Diversity and inclusion are key building blocks for the metaverse
We'll share 3D areas in the Metaverse. We can build the metaverse with DEI from the start. Globally, it's difficult to overcome DEI difficulties with technology.
The metaverse will transform the way we connect. With today’s internet, we connect with people mostly by looking at screens. But in the metaverse, we’ll be able to share the same spaces three-dimensionally.
Because companies like Meta are starting to think about this future now, we have the opportunity to help build the metaverse with diversity, equity, and inclusion (DEI) from its inception. It definitely isn’t easy to resolve the complicated issues of DEI in technology, especially at a global scale.
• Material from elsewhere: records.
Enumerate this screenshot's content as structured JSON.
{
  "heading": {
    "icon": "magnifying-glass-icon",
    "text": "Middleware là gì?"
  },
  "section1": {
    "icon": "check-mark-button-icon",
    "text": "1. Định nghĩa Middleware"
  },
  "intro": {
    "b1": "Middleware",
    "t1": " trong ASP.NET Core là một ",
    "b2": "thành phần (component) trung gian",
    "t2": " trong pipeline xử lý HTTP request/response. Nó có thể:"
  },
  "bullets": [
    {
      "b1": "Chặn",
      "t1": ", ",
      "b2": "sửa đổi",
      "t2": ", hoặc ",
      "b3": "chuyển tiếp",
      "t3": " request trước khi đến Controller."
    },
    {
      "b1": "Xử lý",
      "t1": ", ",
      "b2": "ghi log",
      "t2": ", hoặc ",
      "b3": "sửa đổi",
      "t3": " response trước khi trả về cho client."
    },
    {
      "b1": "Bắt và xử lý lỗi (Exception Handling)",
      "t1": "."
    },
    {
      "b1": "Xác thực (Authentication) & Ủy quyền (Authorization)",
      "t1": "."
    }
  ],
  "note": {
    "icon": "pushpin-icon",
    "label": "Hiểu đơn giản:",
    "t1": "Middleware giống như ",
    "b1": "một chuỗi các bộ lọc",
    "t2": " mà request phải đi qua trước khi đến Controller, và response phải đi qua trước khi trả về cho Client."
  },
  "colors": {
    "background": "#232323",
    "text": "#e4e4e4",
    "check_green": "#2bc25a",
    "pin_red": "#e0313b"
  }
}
But working on these issues is one of the things that excites me most about Meta, and our role in using technology to have a positive impact on society.
It’ll take years for the metaverse to be built, so we have a long road ahead. Here are a few things we’re doing — and being intentional about — now.
Asking the right questions:To work toward an inclusive metaverse, we need to ask the right questions about what inclusivity must look like in immersive experiences. We’re doing that through a two-year, $50 million investment in partnerships, exploring issues related to the metaverse from different perspectives. Through a partnership with Howard University, researchers will explore historical barriers to information technology and offer recommendations on how we can remove those barriers.
Building networks of diverse talent:Diverse people shouldn’t just participate in the metaverse as consumers; they should be its architects and builders as well. To make that happen, we need to increase the diversity of people working in the tech industry, particularly in areas like artificial intelligence (AI), gaming, virtual reality (VR), and augmented reality (AR). We’re partnering with institutions across the United States — historically Black colleges and universities, Hispanic-serving institutions, and Asian American and Native American Pacific Islander–serving institutions — to attract more students to deep learning courses and increase diversity and equity in the field of AI.
Breaking down language barriers:People will feel more connected to others if they can communicate, work, or produce art in their chosen languages. They’ll also have the potential to immediately reach billions of others across the world regardless of their preferred language. Can you imagine how that would change our lives? Possibilities like these drive our long-term efforts to build new translation toolsthat will give creators and consumers the ability to participate equally in the metaverse in more languages and reach people in the farthest corners of the globe.
Broadening access to the metaverse for users and creators: Participation in the metaverse will not depend on having access to a headset. There will be many entry points through which people can participate using any device, including mobile phones. Enabling access for creators from diverse backgrounds is equally important, and I’m pleased with the progress we are making with our Spark AR platform. It’s already being used by hundreds of thousands of creators in 190 countries to build immersive experiences across Meta’s apps and devices.
Creating myriad options for self-expression: Representations in the metaverse should reflect the diversity of the real world. Recently, we announced improvements to our Meta avatars, including new facial shapes and assistive devices such as cochlear implants, over-the-ear hearing aids, and wheelchairs for people with disabilities. We offered more than one quintillion different combinations when we launched our updated avatars last year, and we’re continuing to add more options to give people even more ways to express themselves.
Read Maxine’s full post to learn more about how we’re helping build an inclusive metaverse.
Source: facebook newsroom